# Excerpts from a dataset
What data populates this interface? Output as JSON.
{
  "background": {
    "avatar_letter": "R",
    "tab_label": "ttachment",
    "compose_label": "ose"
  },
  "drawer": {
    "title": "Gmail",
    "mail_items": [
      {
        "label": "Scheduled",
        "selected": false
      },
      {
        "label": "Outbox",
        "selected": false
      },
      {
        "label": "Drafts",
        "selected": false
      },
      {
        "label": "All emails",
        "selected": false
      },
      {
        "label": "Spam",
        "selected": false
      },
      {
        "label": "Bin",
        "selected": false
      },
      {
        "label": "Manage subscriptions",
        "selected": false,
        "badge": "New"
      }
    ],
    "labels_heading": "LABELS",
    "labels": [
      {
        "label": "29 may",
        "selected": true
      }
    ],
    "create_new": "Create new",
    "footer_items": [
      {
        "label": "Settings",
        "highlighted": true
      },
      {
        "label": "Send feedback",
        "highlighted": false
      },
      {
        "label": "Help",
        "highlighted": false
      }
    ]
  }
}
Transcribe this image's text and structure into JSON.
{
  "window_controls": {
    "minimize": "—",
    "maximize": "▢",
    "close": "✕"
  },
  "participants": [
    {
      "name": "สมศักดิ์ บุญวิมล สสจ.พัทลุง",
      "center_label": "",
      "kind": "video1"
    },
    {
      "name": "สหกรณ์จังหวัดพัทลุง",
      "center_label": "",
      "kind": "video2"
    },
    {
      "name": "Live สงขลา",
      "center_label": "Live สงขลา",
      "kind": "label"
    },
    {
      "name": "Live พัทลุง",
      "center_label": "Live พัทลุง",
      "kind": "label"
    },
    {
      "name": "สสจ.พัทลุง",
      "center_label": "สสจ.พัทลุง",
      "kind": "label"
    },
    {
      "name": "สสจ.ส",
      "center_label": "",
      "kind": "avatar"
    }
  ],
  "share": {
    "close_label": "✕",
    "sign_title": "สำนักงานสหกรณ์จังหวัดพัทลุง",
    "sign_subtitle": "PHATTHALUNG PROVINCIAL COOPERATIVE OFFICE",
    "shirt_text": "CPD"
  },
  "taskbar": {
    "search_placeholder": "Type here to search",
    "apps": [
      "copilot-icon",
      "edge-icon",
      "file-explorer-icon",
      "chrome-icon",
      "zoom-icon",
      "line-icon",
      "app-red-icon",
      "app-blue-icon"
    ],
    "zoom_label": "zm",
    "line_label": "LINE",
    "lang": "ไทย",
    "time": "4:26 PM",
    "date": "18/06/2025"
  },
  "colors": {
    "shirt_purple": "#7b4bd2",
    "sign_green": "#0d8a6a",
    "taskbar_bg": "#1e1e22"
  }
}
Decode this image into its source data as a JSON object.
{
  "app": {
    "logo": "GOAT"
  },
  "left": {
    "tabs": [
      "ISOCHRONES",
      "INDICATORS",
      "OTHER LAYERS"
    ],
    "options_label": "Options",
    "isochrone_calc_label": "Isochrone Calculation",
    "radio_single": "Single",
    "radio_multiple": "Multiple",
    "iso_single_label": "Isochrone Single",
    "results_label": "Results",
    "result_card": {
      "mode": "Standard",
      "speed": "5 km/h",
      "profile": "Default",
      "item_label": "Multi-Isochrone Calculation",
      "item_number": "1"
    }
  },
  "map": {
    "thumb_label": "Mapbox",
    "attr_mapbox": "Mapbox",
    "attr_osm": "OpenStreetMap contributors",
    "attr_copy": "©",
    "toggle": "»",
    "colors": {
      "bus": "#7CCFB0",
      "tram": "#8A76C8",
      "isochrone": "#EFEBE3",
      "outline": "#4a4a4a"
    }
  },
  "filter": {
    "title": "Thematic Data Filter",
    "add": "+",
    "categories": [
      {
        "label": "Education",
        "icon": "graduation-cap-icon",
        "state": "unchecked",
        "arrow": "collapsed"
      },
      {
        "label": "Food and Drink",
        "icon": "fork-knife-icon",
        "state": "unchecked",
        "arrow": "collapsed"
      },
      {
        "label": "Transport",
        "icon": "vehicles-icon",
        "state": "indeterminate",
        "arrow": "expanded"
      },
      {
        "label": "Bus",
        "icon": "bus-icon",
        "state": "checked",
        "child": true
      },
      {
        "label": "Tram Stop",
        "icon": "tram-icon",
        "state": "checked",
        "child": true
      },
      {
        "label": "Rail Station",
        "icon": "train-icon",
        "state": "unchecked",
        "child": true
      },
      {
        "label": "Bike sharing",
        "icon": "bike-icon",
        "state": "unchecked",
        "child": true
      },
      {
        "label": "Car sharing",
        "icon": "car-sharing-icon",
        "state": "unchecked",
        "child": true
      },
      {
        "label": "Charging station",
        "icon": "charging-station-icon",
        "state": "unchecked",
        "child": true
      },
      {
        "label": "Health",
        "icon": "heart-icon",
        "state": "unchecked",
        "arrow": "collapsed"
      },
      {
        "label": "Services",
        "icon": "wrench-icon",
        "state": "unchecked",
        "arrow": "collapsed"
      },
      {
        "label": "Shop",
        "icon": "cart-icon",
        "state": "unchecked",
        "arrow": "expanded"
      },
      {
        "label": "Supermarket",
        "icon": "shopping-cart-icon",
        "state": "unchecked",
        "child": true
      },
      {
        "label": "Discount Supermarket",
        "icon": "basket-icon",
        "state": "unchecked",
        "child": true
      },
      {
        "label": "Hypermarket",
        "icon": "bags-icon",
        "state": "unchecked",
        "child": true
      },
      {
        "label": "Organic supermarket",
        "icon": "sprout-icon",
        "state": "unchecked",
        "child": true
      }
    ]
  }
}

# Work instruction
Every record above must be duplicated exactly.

# The answer
What data populates this interface? Output as JSON.
{
  "background": {
    "avatar_letter": "R",
    "tab_label": "ttachment",
    "compose_label": "ose"
  },
  "drawer": {
    "title": "Gmail",
    "mail_items": [
      {
        "label": "Scheduled",
        "selected": false
      },
      {
        "label": "Outbox",
        "selected": false
      },
      {
        "label": "Drafts",
        "selected": false
      },
      {
        "label": "All emails",
        "selected": false
      },
      {
        "label": "Spam",
        "selected": false
      },
      {
        "label": "Bin",
        "selected": false
      },
      {
        "label": "Manage subscriptions",
        "selected": false,
        "badge": "New"
      }
    ],
    "labels_heading": "LABELS",
    "labels": [
      {
        "label": "29 may",
        "selected": true
      }
    ],
    "create_new": "Create new",
    "footer_items": [
      {
        "label": "Settings",
        "highlighted": true
      },
      {
        "label": "Send feedback",
        "highlighted": false
      },
      {
        "label": "Help",
        "highlighted": false
      }
    ]
  }
}
Transcribe this image's text and structure into JSON.
{
  "window_controls": {
    "minimize": "—",
    "maximize": "▢",
    "close": "✕"
  },
  "participants": [
    {
      "name": "สมศักดิ์ บุญวิมล สสจ.พัทลุง",
      "center_label": "",
      "kind": "video1"
    },
    {
      "name": "สหกรณ์จังหวัดพัทลุง",
      "center_label": "",
      "kind": "video2"
    },
    {
      "name": "Live สงขลา",
      "center_label": "Live สงขลา",
      "kind": "label"
    },
    {
      "name": "Live พัทลุง",
      "center_label": "Live พัทลุง",
      "kind": "label"
    },
    {
      "name": "สสจ.พัทลุง",
      "center_label": "สสจ.พัทลุง",
      "kind": "label"
    },
    {
      "name": "สสจ.ส",
      "center_label": "",
      "kind": "avatar"
    }
  ],
  "share": {
    "close_label": "✕",
    "sign_title": "สำนักงานสหกรณ์จังหวัดพัทลุง",
    "sign_subtitle": "PHATTHALUNG PROVINCIAL COOPERATIVE OFFICE",
    "shirt_text": "CPD"
  },
  "taskbar": {
    "search_placeholder": "Type here to search",
    "apps": [
      "copilot-icon",
      "edge-icon",
      "file-explorer-icon",
      "chrome-icon",
      "zoom-icon",
      "line-icon",
      "app-red-icon",
      "app-blue-icon"
    ],
    "zoom_label": "zm",
    "line_label": "LINE",
    "lang": "ไทย",
    "time": "4:26 PM",
    "date": "18/06/2025"
  },
  "colors": {
    "shirt_purple": "#7b4bd2",
    "sign_green": "#0d8a6a",
    "taskbar_bg": "#1e1e22"
  }
}
Decode this image into its source data as a JSON object.
{
  "app": {
    "logo": "GOAT"
  },
  "left": {
    "tabs": [
      "ISOCHRONES",
      "INDICATORS",
      "OTHER LAYERS"
    ],
    "options_label": "Options",
    "isochrone_calc_label": "Isochrone Calculation",
    "radio_single": "Single",
    "radio_multiple": "Multiple",
    "iso_single_label": "Isochrone Single",
    "results_label": "Results",
    "result_card": {
      "mode": "Standard",
      "speed": "5 km/h",
      "profile": "Default",
      "item_label": "Multi-Isochrone Calculation",
      "item_number": "1"
    }
  },
  "map": {
    "thumb_label": "Mapbox",
    "attr_mapbox": "Mapbox",
    "attr_osm": "OpenStreetMap contributors",
    "attr_copy": "©",
    "toggle": "»",
    "colors": {
      "bus": "#7CCFB0",
      "tram": "#8A76C8",
      "isochrone": "#EFEBE3",
      "outline": "#4a4a4a"
    }
  },
  "filter": {
    "title": "Thematic Data Filter",
    "add": "+",
    "categories": [
      {
        "label": "Education",
        "icon": "graduation-cap-icon",
        "state": "unchecked",
        "arrow": "collapsed"
      },
      {
        "label": "Food and Drink",
        "icon": "fork-knife-icon",
        "state": "unchecked",
        "arrow": "collapsed"
      },
      {
        "label": "Transport",
        "icon": "vehicles-icon",
        "state": "indeterminate",
        "arrow": "expanded"
      },
      {
        "label": "Bus",
        "icon": "bus-icon",
        "state": "checked",
        "child": true
      },
      {
        "label": "Tram Stop",
        "icon": "tram-icon",
        "state": "checked",
        "child": true
      },
      {
        "label": "Rail Station",
        "icon": "train-icon",
        "state": "unchecked",
        "child": true
      },
      {
        "label": "Bike sharing",
        "icon": "bike-icon",
        "state": "unchecked",
        "child": true
      },
      {
        "label": "Car sharing",
        "icon": "car-sharing-icon",
        "state": "unchecked",
        "child": true
      },
      {
        "label": "Charging station",
        "icon": "charging-station-icon",
        "state": "unchecked",
        "child": true
      },
      {
        "label": "Health",
        "icon": "heart-icon",
        "state": "unchecked",
        "arrow": "collapsed"
      },
      {
        "label": "Services",
        "icon": "wrench-icon",
        "state": "unchecked",
        "arrow": "collapsed"
      },
      {
        "label": "Shop",
        "icon": "cart-icon",
        "state": "unchecked",
        "arrow": "expanded"
      },
      {
        "label": "Supermarket",
        "icon": "shopping-cart-icon",
        "state": "unchecked",
        "child": true
      },
      {
        "label": "Discount Supermarket",
        "icon": "basket-icon",
        "state": "unchecked",
        "child": true
      },
      {
        "label": "Hypermarket",
        "icon": "bags-icon",
        "state": "unchecked",
        "child": true
      },
      {
        "label": "Organic supermarket",
        "icon": "sprout-icon",
        "state": "unchecked",
        "child": true
      }
    ]
  }
}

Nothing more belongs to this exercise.